President Donald Trump's top economic advisor said Thursday the administration remains committed to killing a tax perk that would hit certain corners of Wall Street in the pocketbook, even though it wasn't mentioned in the GOP tax plan.
"The president remains committed to ending the carried interest deduction," Gary Cohn, director of the National Economic Council, said on CNBC.
Carried interest is the profit hedge funds, private equity funds and other investment managers make for managing investments. Usually they charge 20 percent of gains in their funds in any given year on top of a 2 percent annual management fee they get regardless of performance. According to Institutional Investor's Alpha magazine, the top 25 hedge funds made $11 billion in profit last year.

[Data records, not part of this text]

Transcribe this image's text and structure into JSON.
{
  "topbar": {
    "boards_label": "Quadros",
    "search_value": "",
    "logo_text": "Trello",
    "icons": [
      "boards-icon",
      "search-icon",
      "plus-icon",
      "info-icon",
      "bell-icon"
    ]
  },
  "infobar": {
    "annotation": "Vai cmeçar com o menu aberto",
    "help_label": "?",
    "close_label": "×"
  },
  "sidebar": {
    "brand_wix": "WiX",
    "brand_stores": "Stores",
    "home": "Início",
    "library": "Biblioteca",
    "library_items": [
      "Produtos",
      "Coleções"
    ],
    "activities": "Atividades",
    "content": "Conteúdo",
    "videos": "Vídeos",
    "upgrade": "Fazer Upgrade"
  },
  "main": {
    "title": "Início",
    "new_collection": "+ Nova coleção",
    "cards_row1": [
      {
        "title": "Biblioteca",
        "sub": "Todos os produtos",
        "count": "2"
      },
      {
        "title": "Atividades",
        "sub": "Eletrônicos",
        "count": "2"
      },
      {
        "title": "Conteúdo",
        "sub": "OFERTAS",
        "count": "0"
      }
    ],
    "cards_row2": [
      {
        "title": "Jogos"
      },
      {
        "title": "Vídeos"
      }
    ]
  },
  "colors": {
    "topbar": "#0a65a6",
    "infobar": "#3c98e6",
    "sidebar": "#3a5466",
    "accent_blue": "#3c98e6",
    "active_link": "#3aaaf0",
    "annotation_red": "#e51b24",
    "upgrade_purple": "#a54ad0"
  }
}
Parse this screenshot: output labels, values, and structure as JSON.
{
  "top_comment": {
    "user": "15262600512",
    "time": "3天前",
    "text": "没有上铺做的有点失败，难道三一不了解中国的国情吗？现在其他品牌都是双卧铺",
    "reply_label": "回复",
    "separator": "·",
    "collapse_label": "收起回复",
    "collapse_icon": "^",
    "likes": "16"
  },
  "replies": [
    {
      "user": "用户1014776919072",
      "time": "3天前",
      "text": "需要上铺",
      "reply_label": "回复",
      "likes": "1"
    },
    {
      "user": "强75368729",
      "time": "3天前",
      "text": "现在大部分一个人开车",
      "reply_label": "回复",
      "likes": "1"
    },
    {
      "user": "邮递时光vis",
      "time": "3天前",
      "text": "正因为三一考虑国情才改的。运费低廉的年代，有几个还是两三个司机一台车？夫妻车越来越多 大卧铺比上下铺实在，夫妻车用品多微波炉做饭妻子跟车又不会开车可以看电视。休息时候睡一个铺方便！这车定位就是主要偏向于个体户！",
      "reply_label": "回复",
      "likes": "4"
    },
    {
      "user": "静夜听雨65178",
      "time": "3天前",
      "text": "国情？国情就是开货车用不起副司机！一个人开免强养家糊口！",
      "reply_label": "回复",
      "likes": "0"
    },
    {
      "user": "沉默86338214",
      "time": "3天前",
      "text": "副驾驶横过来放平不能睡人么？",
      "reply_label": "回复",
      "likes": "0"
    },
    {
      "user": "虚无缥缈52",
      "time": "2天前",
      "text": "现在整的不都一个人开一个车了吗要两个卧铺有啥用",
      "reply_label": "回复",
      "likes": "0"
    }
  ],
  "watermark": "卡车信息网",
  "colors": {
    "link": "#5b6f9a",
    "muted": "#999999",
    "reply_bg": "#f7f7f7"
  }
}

For investments held for more than one year, profit is taxed at the lower capital gains rate of 23.8 percent, not the ordinary income rate of 39.6 percent. Profitable investments held less than one year are short-term gains taxed as ordinary income. And here's the trick: Hedge funds dodge in and out of investments and, unlike private equity funds, typically don't take controlling stakes and don't hold investments for years.